Thomas Wentworth Higginson (1823-1911)
Courtesy of Worcester Area Writers. Worcester Polytechnic Institute Worcester, MA
An ardent abolitionist, woman’s rights activist, author, minister, and soldier, Higginson helped form the Worcester City Anti-Slavery Society in 1853. He twice led mobs attempting to rescue fugitive slaves in Boston, led armed men into Kansas Territory and helped organize the Massachusetts Kansas Aid Society, the militant arm of the Emigrant Aid Society and supported John Brown’s 1859 raid on Harpers Ferry. In 1862 Higginson was made colonel of its first black regiment, the 1st South Carolina volunteers.
In 1869 he joined Lucy Stone to form the American Woman Suffrage Association and became co-editor of her newspaper, Woman’s Journal. He wrote a letter of support to Abby Kelley Foster’s Taxation With Representation Convention in 1874.

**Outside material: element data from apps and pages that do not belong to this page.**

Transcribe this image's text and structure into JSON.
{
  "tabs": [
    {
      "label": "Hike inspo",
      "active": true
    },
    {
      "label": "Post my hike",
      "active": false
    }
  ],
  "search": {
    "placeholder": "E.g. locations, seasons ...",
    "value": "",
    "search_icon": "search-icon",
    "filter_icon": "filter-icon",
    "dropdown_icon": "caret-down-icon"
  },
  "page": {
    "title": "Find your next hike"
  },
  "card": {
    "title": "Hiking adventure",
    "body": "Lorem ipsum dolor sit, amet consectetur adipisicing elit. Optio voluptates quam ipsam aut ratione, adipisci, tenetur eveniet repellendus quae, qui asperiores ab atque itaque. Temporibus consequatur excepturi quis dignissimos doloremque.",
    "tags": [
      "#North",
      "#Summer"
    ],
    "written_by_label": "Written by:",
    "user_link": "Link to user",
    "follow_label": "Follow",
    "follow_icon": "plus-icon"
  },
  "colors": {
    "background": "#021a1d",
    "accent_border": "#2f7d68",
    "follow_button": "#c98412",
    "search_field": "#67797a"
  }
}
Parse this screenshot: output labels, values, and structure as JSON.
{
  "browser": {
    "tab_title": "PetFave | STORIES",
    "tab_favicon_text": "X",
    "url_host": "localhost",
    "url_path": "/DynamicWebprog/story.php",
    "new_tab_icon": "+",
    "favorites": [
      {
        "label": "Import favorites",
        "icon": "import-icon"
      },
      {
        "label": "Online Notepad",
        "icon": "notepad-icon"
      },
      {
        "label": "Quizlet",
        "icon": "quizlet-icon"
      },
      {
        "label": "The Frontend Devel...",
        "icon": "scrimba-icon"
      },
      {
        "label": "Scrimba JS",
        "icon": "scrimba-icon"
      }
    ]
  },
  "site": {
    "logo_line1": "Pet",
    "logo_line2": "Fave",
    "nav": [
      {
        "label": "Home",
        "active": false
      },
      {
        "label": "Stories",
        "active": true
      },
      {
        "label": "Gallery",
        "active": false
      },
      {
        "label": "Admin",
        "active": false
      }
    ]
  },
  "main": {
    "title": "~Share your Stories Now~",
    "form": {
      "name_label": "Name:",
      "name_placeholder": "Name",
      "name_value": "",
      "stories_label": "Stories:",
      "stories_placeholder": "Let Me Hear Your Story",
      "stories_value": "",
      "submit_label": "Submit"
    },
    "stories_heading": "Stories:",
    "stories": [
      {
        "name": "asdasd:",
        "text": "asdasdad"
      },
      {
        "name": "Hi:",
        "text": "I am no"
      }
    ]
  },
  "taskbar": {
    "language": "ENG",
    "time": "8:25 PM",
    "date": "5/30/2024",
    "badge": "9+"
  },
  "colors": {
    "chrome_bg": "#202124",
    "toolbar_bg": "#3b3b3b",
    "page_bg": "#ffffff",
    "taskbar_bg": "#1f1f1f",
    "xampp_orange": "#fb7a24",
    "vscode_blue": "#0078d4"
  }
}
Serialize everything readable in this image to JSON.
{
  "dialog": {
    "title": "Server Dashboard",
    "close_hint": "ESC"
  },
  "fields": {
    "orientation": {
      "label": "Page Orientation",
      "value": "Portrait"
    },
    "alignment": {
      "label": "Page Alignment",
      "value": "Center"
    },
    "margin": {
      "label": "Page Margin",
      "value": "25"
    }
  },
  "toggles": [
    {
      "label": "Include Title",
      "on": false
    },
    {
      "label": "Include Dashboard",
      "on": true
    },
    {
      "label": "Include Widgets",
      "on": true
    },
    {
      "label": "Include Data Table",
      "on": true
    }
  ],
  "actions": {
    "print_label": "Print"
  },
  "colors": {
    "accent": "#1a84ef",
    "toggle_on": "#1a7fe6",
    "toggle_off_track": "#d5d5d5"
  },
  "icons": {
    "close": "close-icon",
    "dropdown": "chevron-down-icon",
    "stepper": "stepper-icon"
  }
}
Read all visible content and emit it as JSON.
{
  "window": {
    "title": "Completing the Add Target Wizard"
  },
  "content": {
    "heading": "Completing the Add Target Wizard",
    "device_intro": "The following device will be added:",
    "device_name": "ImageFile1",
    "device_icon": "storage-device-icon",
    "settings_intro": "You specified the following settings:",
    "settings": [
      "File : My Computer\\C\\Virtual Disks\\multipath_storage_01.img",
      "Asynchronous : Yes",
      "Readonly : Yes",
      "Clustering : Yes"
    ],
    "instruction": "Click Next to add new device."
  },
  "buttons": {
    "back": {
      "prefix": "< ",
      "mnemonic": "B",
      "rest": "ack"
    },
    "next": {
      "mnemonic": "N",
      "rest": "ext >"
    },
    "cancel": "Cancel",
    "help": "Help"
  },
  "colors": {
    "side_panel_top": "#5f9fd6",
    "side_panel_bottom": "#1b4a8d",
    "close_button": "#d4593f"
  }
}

- Born December 22,1823 in Cambridge, MA
- Died May 9, 1911 in Cambridge, MA
- Buried in Cambridge Cemetery
- Education: Attended Harvard at age 13 and graduated in 1841; taught until returning to Harvard Divinity School in 1846
- Married Mary Elizabeth Channing ( -1877) in 1847; Mary Thacher of Newton, MA in 1879
- Children: Margaret (1880- )
- From1852-1861 he was pastor of the Free Church in Worcester, MA and lived at 16 Harvard Street
- In 1870 he published his memoirs. He encouraged the reclusive poet Emily Dickinson, with whom he corresponded for 24 years.
- Higginson, T. W. Cheerful Yesterdays. Perseus Collection: American Civil War. Tufts University.
- Worcester Women’s History Heritage Trail Guide: Worcester in the Struggle for Equality in the Mid-Nineteenth Century. Worcester, MA: Worcester Women’s History Project, 2001.
- Worcester Area Writers. Worcester Polytechnic Institute.